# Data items

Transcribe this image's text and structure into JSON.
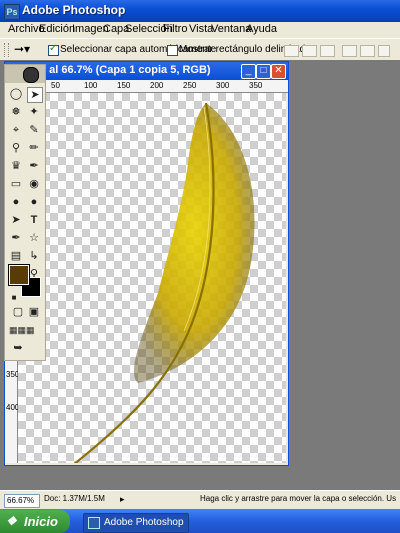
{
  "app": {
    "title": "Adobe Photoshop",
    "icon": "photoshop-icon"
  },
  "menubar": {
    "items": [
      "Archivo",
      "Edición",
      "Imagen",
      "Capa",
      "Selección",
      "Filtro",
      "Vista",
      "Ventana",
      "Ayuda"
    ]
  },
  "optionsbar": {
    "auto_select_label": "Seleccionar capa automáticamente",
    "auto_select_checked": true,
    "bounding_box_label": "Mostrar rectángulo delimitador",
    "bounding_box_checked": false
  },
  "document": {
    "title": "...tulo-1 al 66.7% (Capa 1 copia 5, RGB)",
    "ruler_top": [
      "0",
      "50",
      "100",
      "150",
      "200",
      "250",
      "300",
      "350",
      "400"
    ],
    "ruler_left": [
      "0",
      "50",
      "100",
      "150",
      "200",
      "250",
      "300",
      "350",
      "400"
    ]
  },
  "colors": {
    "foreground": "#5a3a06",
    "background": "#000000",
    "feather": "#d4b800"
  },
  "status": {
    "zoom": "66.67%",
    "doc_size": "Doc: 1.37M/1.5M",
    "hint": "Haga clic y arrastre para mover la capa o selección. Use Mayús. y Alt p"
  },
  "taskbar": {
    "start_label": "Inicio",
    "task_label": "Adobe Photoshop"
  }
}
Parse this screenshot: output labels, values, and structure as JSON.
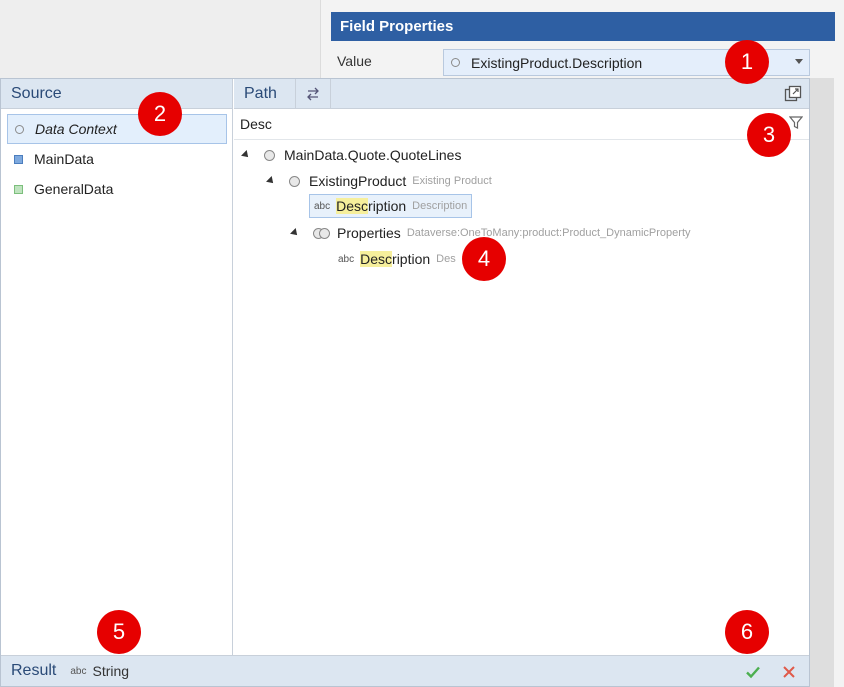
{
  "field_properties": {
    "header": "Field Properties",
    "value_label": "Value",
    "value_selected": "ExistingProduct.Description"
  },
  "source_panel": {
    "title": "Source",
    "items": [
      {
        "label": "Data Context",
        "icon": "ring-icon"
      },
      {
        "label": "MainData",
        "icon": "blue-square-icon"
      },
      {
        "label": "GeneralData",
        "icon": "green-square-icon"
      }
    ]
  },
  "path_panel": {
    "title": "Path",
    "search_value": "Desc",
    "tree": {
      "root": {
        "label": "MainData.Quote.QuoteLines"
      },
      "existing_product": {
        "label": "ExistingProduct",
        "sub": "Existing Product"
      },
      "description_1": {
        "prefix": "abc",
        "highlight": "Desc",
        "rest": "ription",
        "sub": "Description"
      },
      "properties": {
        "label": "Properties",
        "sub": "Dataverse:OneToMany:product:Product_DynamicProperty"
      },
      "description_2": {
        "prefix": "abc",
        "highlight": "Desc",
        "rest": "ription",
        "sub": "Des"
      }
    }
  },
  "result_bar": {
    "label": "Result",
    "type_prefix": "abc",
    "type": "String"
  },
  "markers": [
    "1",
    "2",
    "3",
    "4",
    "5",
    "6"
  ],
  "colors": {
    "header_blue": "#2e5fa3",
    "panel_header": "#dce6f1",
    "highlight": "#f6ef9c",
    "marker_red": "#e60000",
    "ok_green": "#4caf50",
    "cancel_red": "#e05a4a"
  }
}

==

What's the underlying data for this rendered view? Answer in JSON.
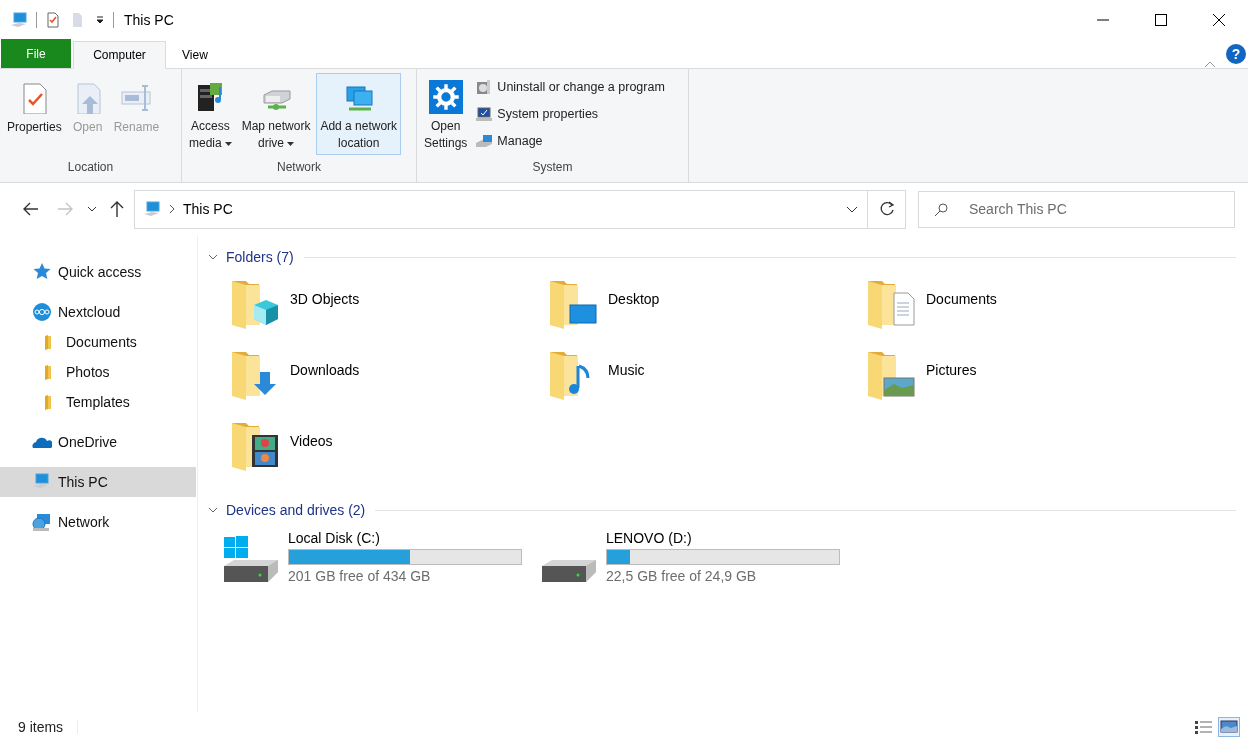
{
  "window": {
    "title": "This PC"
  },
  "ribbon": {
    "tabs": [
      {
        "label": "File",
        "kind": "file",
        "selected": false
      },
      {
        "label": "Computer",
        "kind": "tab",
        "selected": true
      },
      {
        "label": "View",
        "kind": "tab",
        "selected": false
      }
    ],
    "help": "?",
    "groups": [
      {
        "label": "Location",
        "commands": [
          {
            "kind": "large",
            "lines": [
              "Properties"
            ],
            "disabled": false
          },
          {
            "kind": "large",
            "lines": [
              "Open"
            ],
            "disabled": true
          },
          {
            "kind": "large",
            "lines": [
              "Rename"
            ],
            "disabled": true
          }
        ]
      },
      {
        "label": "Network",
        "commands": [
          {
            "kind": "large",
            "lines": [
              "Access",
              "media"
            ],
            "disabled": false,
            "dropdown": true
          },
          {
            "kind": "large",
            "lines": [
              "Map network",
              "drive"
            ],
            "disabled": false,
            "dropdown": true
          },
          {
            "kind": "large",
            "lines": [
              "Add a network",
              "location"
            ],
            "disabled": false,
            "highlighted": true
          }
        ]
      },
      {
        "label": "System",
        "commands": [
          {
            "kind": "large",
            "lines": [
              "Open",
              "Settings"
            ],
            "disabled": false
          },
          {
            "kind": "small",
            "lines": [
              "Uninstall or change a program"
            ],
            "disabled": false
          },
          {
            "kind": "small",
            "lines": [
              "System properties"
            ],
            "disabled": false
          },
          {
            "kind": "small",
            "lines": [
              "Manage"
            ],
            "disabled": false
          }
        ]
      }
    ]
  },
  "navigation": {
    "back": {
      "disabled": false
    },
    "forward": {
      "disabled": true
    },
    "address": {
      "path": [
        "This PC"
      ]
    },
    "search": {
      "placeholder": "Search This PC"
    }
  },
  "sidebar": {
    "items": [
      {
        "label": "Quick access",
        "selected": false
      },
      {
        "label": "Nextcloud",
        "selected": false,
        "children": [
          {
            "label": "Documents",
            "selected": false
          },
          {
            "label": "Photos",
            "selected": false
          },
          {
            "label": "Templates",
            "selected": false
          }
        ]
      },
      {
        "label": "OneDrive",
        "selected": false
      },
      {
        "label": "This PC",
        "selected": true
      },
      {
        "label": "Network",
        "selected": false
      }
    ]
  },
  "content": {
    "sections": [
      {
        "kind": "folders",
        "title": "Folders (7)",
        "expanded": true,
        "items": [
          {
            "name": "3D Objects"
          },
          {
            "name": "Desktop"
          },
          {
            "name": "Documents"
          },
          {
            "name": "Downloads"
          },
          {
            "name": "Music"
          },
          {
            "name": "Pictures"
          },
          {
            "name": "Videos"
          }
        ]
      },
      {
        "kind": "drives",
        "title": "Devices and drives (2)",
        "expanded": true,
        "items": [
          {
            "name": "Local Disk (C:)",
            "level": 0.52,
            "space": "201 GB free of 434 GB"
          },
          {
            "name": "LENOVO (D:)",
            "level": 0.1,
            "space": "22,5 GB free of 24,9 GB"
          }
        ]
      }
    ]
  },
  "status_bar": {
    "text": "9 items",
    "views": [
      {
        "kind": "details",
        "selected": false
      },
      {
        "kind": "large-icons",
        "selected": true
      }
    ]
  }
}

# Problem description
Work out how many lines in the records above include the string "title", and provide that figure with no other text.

# Exercise result
7